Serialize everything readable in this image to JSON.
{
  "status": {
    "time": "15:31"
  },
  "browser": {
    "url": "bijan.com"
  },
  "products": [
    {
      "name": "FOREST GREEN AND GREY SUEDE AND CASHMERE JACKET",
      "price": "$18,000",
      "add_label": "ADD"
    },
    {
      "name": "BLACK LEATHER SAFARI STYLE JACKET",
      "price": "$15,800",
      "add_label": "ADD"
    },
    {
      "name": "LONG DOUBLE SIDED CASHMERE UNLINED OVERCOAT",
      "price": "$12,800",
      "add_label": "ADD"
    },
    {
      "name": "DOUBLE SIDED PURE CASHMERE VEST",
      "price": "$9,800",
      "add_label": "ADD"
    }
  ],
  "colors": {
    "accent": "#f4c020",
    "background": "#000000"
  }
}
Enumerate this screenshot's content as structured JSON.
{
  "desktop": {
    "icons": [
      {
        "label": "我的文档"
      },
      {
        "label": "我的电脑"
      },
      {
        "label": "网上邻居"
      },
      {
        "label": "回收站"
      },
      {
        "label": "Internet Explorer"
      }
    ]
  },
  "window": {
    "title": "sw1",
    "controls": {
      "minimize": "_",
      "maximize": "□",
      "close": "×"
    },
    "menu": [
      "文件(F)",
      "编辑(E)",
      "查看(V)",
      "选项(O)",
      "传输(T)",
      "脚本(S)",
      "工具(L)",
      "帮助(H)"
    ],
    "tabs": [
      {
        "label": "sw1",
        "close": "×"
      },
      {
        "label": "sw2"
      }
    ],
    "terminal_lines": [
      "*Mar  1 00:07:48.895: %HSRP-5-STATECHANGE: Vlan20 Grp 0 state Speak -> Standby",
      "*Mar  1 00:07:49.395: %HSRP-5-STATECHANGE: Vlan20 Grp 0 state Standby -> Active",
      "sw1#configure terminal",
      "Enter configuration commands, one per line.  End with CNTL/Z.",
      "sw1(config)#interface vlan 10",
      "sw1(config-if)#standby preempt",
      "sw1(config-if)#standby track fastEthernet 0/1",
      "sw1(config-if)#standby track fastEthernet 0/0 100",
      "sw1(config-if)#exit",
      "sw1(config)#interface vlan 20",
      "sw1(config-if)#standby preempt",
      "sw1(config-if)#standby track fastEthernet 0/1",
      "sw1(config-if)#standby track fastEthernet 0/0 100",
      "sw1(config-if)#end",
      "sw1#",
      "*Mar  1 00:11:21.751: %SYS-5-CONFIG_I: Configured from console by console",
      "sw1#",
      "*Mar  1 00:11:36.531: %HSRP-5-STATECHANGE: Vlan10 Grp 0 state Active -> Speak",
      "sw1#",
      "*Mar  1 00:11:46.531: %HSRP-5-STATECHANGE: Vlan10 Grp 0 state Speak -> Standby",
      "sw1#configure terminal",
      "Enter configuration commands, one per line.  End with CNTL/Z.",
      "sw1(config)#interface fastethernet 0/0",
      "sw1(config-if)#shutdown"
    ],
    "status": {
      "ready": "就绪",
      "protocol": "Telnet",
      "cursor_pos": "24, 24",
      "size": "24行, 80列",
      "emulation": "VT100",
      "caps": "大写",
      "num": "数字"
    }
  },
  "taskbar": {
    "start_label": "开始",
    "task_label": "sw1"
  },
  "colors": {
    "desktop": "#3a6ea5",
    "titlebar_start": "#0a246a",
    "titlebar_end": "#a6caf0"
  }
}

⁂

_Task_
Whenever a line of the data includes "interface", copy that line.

_Problem solution_
      "sw1(config)#interface vlan 10",
      "sw1(config)#interface vlan 20",
      "sw1(config)#interface fastethernet 0/0",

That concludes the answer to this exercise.